South Africa: Naspers reports flat earnings despite good revenue growth
Media giant Naspers reported largely flat earnings despite good revenue growth for the six months to September, but was bullish on its prospects. The group has been open about its plans to reduce staff in the print division, and it reiterated this last week.
Due to labour issues, it did not disclose the total number of jobs to be cut, but said it had already trimmed a "few hundred" employees since last year, according to a conference call with management.
Revenue grew 32% to R12.7bn from R9.6bn before. Core headline earnings were flat, showing a 3% increase to R1.76bn. Core headline earnings per share were down a marginal 4% to R4.76. Operating profit dropped to R1.9bn from R2bn previously. Headline earnings per share plunged to R3.43 from R4.61.
Naspers MD Koos Bekker said that with the economic slowdown, consumers spent more time at home, which meant they were more likely to consume Naspers products such as pay-TV, magazines and websites. The group operates in major emerging markets such as China, Brazil, Russia, India, Eastern Europe as well as Africa. Many of these markets were in better shape than first-world economies, said Bekker.
The costs associated with growing its pay-TV subscriber base, increased finance costs and new developments kept core headline earnings relatively constant, the group said. It said market turmoil was expected to slow consumer spending, but the markets in which Naspers operated would continue to grow, although at a slower pace.
Nevertheless, Naspers is on the acquisition trail. It said market conditions could present further opportunities and that it had a strong balance sheet. Only 16% of the group's revenue is derived from advertising, insulating it from the recent media slowdown. Revenue in the group's print media division grew by just 4%, although readership has held up.

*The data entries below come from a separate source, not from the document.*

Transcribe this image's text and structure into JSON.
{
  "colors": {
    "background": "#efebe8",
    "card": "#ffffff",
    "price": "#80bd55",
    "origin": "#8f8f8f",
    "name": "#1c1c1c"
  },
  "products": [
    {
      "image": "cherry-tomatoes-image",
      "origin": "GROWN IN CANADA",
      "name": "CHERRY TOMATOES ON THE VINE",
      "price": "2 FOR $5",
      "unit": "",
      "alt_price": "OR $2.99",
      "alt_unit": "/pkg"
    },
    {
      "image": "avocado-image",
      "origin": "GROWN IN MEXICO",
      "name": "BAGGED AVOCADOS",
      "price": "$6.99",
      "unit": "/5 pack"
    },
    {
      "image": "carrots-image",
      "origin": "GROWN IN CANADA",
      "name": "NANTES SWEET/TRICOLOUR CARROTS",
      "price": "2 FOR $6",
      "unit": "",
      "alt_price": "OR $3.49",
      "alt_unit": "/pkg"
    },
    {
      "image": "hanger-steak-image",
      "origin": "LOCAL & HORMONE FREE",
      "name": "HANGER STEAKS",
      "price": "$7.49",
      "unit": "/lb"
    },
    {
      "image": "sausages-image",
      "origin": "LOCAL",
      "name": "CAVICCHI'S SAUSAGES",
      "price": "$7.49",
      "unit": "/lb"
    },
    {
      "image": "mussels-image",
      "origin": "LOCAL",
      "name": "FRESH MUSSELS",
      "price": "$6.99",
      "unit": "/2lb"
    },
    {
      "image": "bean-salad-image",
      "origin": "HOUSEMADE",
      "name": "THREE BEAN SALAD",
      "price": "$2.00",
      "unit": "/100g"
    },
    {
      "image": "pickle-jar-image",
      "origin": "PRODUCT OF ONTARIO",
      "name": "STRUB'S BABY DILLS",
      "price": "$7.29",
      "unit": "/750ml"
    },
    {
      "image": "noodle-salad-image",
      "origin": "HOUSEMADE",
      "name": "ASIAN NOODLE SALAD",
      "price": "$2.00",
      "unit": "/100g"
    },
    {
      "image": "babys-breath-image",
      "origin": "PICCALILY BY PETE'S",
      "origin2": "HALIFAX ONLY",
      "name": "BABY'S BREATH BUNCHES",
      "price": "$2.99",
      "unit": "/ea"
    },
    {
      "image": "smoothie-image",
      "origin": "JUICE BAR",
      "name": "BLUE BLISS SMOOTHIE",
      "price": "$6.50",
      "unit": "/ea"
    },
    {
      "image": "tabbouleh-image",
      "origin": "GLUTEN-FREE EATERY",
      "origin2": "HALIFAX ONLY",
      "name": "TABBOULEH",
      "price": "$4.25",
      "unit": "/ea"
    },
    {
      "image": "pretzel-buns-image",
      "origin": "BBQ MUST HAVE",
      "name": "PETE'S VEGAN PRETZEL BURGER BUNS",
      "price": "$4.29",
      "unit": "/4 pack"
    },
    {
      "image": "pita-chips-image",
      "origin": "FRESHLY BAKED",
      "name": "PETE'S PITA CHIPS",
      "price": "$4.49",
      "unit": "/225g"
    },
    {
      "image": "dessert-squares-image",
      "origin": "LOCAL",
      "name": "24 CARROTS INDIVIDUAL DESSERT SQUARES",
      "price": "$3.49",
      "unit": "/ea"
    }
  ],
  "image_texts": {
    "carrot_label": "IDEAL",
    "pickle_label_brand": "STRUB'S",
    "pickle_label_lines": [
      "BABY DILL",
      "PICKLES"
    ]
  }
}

Pay-TV is traditionally not sensitive to the interest rate cycle, so Multichoice was able to grow revenue by 28% to reach R7bn. But operating margins declined as the business signed up an additional 171000 subscribers.
Analyst Khulekani Dlamini of Renaissance Specialist Fund Managers said the extent of margin dilution in the pay-TV business had come as a surprise, but he was pleased with the "great growth" in the internet division.
Naspers' internet businesses, many of which are in emerging economies, brought in R1.8bn in revenue and an operating profit of R113m before amortisation. This segment was also boosted by the inclusion of e-commerce businesses Allegro and Ricardo, formerly known as Tradus.
After the end of the reporting period the group announced the disposal of MWeb Africa to Telkom for $63m. The sale of MWeb SA was terminated because of poor market conditions.
Business Day 27th Nov 2008